In 1985, Farrell and Nixon Interviews producer Marvin Minoff formed Farrell/Minoff Productions. Together, they signed a production deal with Walt Disney and produced several television movies throughout the late 1980s and early '90s. They also produced the film Dominick and Eugene starring Tom Hulce, Ray Liotta, and Jamie Lee Curtis. However, their best-known work arose from a fellow traveler Farrell befriended on a diplomacy trip to the former U.S.S.R., a clown-suited doctor Farrell remembers giving red rubber noses to Soviet soldiers. When Hunter "Patch" Adams, M.D. contacted Farrell a few years later after having written a book, the producer helped turn his life story (or at least a heavily commercialized version of it) into the Universal Pictures hit Patch Adams, starring Robin Williams.

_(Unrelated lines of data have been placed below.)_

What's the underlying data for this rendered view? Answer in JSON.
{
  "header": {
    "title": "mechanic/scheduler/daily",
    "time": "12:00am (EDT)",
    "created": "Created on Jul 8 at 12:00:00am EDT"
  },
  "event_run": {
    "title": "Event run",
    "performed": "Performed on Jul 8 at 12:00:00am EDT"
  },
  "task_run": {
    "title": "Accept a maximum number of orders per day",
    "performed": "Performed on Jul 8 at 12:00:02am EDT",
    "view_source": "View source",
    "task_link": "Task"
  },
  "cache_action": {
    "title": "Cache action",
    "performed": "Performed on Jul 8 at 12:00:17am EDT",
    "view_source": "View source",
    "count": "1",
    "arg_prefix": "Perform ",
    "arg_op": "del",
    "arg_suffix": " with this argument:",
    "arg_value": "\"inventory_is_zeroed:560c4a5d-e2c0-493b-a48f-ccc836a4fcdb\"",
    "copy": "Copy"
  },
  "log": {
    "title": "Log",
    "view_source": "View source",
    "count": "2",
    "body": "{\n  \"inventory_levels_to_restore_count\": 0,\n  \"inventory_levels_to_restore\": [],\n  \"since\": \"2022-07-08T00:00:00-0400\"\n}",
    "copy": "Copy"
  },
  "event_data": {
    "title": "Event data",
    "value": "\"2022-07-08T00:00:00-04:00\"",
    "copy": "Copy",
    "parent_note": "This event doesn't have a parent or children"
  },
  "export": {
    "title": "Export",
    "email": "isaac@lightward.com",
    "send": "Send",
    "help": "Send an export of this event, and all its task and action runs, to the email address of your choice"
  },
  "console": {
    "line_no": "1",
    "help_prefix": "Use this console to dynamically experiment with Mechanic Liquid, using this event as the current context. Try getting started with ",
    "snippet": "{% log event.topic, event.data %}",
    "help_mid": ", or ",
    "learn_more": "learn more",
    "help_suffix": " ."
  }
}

He starred in a slew of TV movies before finding a series he couldn't resist.
Alongside producing, tireless activism, extensive travels, and family life, Farrell also managed to fit in dozens of film and television credits in the years after MASH ended, focusing on a slew of television movies across the '80s and '90s, including the El Salvador-set Choices of the Heart, Memorial Day (which he also produced while co-starring with Fabares), and J.F.K.: A One-Man Show. He also had a guest spot on his wife's hit '90s sitcom Coach and became the voice of Jonathan Kent in Superman: The Animated Series and other shows. However, he would resist becoming part of the cast of another series until 1999, when he joined Providence, playing veterinarian Jim Hansen, thanks to a script that was so good he "couldn't turn it down." Since the show's 2002 cancellation, the actor has been a part of the short-lived SundanceTV series The Red Road and had occasional recurring roles including Desperate Housewives' Milton Lang, Andrew Cunanan victim Lee Miglin in American Crime Story, and his most recent: Judge Miles Deakin, the leader of a vigilante justice network, in two 2019 episodes of NCIS.